--- What to do ---
Search the data for the string "icon", and report each line where it is found.

--- Information given ---
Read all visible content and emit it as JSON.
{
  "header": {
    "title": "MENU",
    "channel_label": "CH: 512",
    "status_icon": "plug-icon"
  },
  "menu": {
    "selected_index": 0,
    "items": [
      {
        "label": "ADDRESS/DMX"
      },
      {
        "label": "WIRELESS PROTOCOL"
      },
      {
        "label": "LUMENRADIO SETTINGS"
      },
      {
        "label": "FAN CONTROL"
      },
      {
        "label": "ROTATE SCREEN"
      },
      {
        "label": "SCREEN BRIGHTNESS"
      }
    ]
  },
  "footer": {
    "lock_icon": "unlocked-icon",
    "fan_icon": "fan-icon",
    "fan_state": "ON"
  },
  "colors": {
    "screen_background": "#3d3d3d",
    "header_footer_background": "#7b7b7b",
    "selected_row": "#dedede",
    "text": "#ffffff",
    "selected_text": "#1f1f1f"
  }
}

--- Answer to this task ---
    "status_icon": "plug-icon"
    "lock_icon": "unlocked-icon",
    "fan_icon": "fan-icon",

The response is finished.